The Chronicle Herald recently had an article “Nowhere near electric: Diesel buses lined up for future Halifax Transit fleet” and CBC recently had an article “Ecology Action Centre ‘disheartened’ by HRM decision to buy 150 diesel buses“.
Although both stories are accurate they are also incomplete.
Halifax currently has a full fleet of diesel buses, no electric buses, and no buses of any other fuel sort. We are working on changing that, but it’s a long process.
Strategic Transit Projects – switching to Electric, Hydrogen, or Natural Gas
In early 2018, HRM Council received a feasibility study (written in 2017) on the electrification of the bus fleet. That report can be found by clicking here. The Background section of that report lists actions that have stretched back over a decade.
That 2017 study was referenced in a report that Council received in May 2020 on Strategic Transit Projects. That report can be found by clicking here.
This report discussed three concepts:
- Bus Rapid Transit (basically express bus routes within Halifax, Dartmouth, and Bedford)
- Fast Ferries (passenger ferries, from new locations, but also keeping the current ferries)
- Electrification of the bus fleet
The easiest part of the implementation is buying electric buses. At this point, however, we don’t have the infrastructure to support an electric bus. We would be able to run the bus for a while, but we wouldn’t be able to do anything else with it.
In the 2020/21 budget year, Council allocated money for a staff position to develop a plan for implementation. Part of the responsibilities for this role are to ensure that we have the right infrastructure to support an electric fleet. We are planning to start with the transit garage at Ragged Lake
We have completed a number of steps towards electrification of the fleet, but we still have a long way to go.
One of the considerations was: should the buses be charged while they were in a route, or would they have to be at the garage to be charged?
There are a few different ways for buses to be charged while they are on the road. The most common is overhead wires, but there could also be rails in the road that the buses use, or there could be charging stations at strategic locations, such as bus terminals.
Each of these options presents benefits and limitations. The main benefit is that the batteries in the bus don’t have to have as much capacity. The main limitation is that the bus is restricted to the routes where it can charge.
Because of the limitations, and because of the significant advances in battery technology over the last few years, we don’t have to consider in-route charging. Battery performance has improved enough that a single charge can see a bus through its entire route.
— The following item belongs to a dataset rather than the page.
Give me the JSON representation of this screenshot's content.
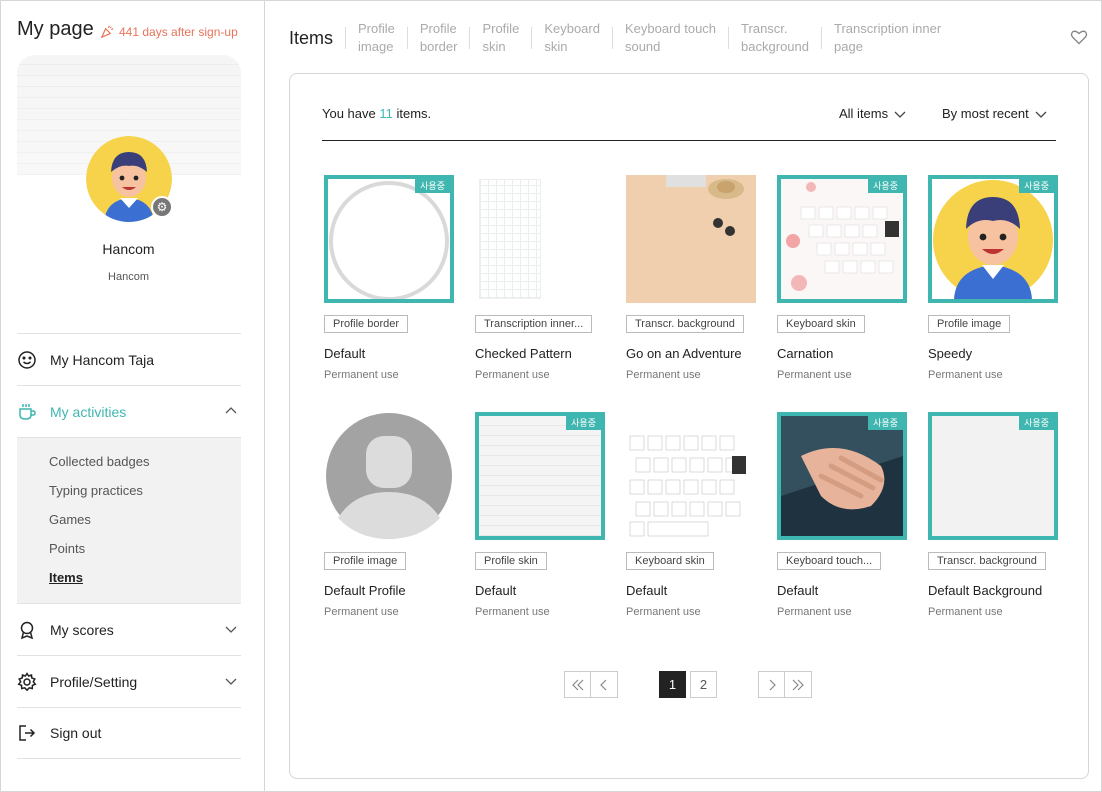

Why Purchase More Diesel Buses?
In the mean time we need to ensure that we have enough buses that are operational. Some of our buses are nearing the end of life.
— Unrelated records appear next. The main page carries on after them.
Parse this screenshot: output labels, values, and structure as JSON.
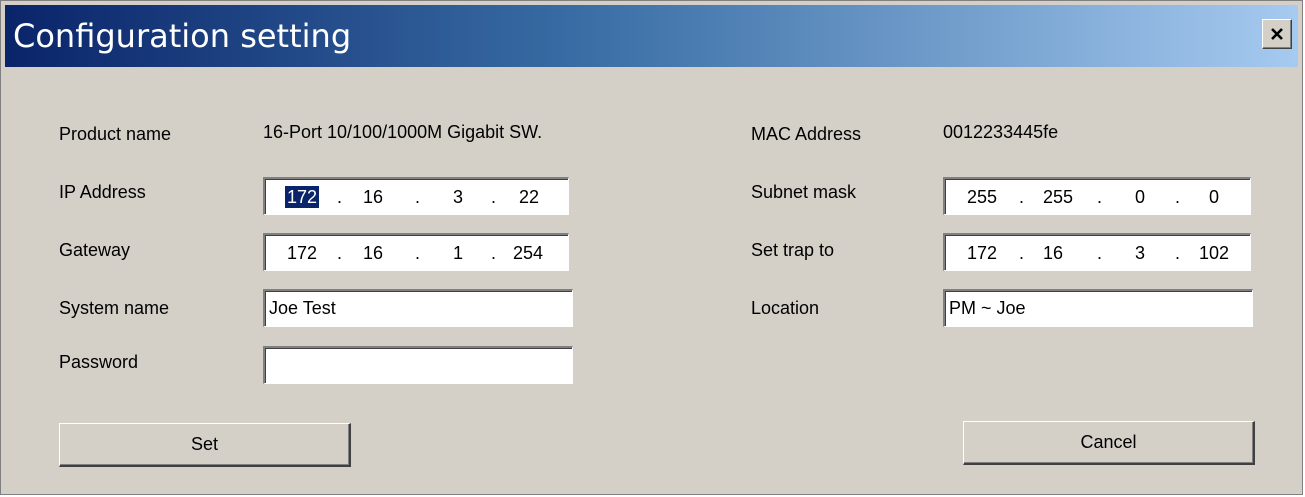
{
  "window": {
    "title": "Configuration setting",
    "close_icon": "close-icon"
  },
  "left": {
    "product_name_label": "Product name",
    "product_name_value": "16-Port 10/100/1000M Gigabit SW.",
    "ip_label": "IP Address",
    "ip": [
      "172",
      "16",
      "3",
      "22"
    ],
    "gateway_label": "Gateway",
    "gateway": [
      "172",
      "16",
      "1",
      "254"
    ],
    "system_name_label": "System name",
    "system_name_value": "Joe Test",
    "password_label": "Password",
    "password_value": ""
  },
  "right": {
    "mac_label": "MAC Address",
    "mac_value": "0012233445fe",
    "subnet_label": "Subnet mask",
    "subnet": [
      "255",
      "255",
      "0",
      "0"
    ],
    "trap_label": "Set trap to",
    "trap": [
      "172",
      "16",
      "3",
      "102"
    ],
    "location_label": "Location",
    "location_value": "PM ~ Joe"
  },
  "buttons": {
    "set": "Set",
    "cancel": "Cancel"
  },
  "ip_separator": "."
}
Our oldest buses will cost significantly more to maintain than newer buses, they are significantly less fuel efficient, and they pollute far more. These are all good reasons to move to an electric (or hydrogen) fleet, and we’re doing that, but in the mean time we need to have buses that will run.
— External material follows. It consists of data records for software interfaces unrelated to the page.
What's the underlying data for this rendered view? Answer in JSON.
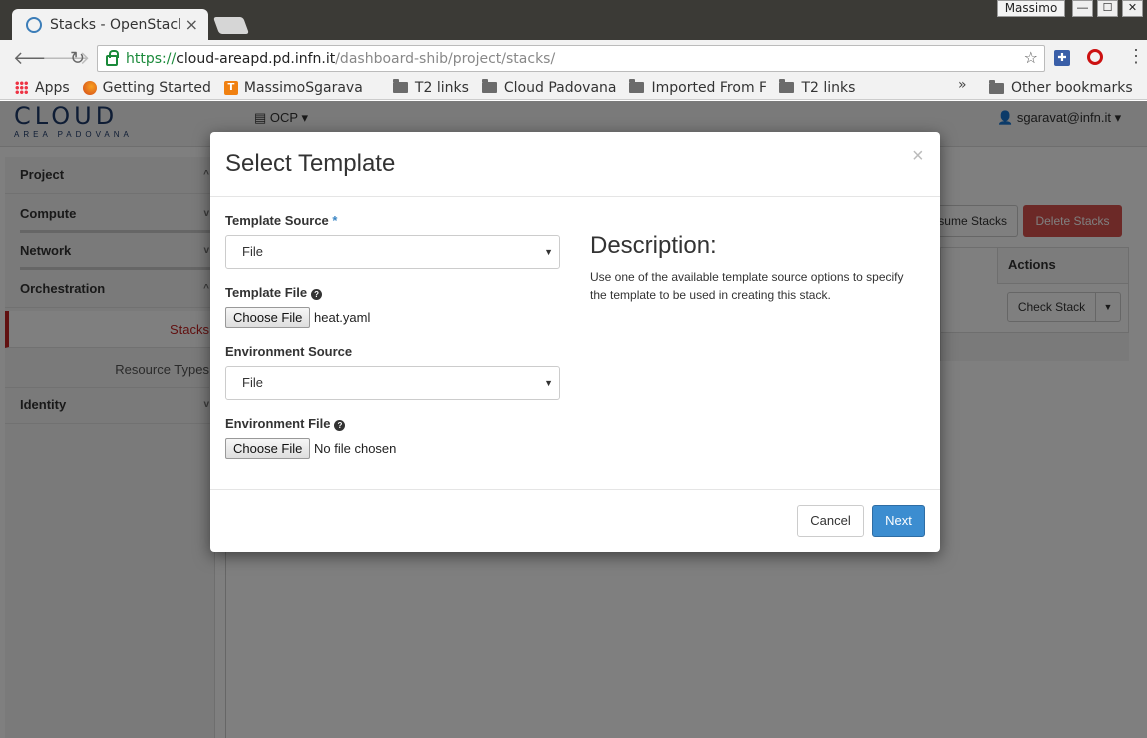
{
  "browser": {
    "tab_title": "Stacks - OpenStack",
    "tab_close": "×",
    "user": "Massimo",
    "win_minimize": "—",
    "win_maximize": "☐",
    "win_close": "✕",
    "url_scheme": "https://",
    "url_host": "cloud-areapd.pd.infn.it",
    "url_path": "/dashboard-shib/project/stacks/",
    "extension_label": "✚",
    "bookmarks": [
      {
        "label": "Apps",
        "icon": "apps-grid-icon"
      },
      {
        "label": "Getting Started",
        "icon": "firefox-icon"
      },
      {
        "label": "MassimoSgarava",
        "icon": "tweakers-icon"
      },
      {
        "label": "T2 links",
        "icon": "folder-icon"
      },
      {
        "label": "Cloud Padovana",
        "icon": "folder-icon"
      },
      {
        "label": "Imported From Fi",
        "icon": "folder-icon"
      },
      {
        "label": "T2 links",
        "icon": "folder-icon"
      }
    ],
    "bookmarks_more": "»",
    "other_bookmarks": "Other bookmarks"
  },
  "app": {
    "logo_main": "CLOUD",
    "logo_sub": "AREA PADOVANA",
    "project_menu": "OCP",
    "user_menu": "sgaravat@infn.it",
    "sidebar": {
      "project": "Project",
      "compute": "Compute",
      "network": "Network",
      "orchestration": "Orchestration",
      "stacks": "Stacks",
      "resource_types": "Resource Types",
      "identity": "Identity"
    },
    "resume_button": "sume Stacks",
    "delete_button": "Delete Stacks",
    "actions_header": "Actions",
    "check_stack_button": "Check Stack"
  },
  "modal": {
    "title": "Select Template",
    "close": "×",
    "template_source_label": "Template Source",
    "required_mark": "*",
    "template_source_value": "File",
    "template_file_label": "Template File",
    "template_file_button": "Choose File",
    "template_file_name": "heat.yaml",
    "environment_source_label": "Environment Source",
    "environment_source_value": "File",
    "environment_file_label": "Environment File",
    "environment_file_button": "Choose File",
    "environment_file_name": "No file chosen",
    "description_heading": "Description:",
    "description_text": "Use one of the available template source options to specify the template to be used in creating this stack.",
    "cancel": "Cancel",
    "next": "Next"
  }
}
The decision that Council made allows for buses to be purchased, but it doesn’t move further than that. We aren’t buying 150 buses today, rather we have given permission for up to 150 buses to be bought over the next three years, if they are required.
Council’s Longer Term Plan
The long term plan is for us to have electric buses. Our hope is that we will have completed the work to the Ragged Lake terminal before we need to buy all 150 diesel buses, although we will have to buy some.
We are moving to an electric fleet. It will just take time.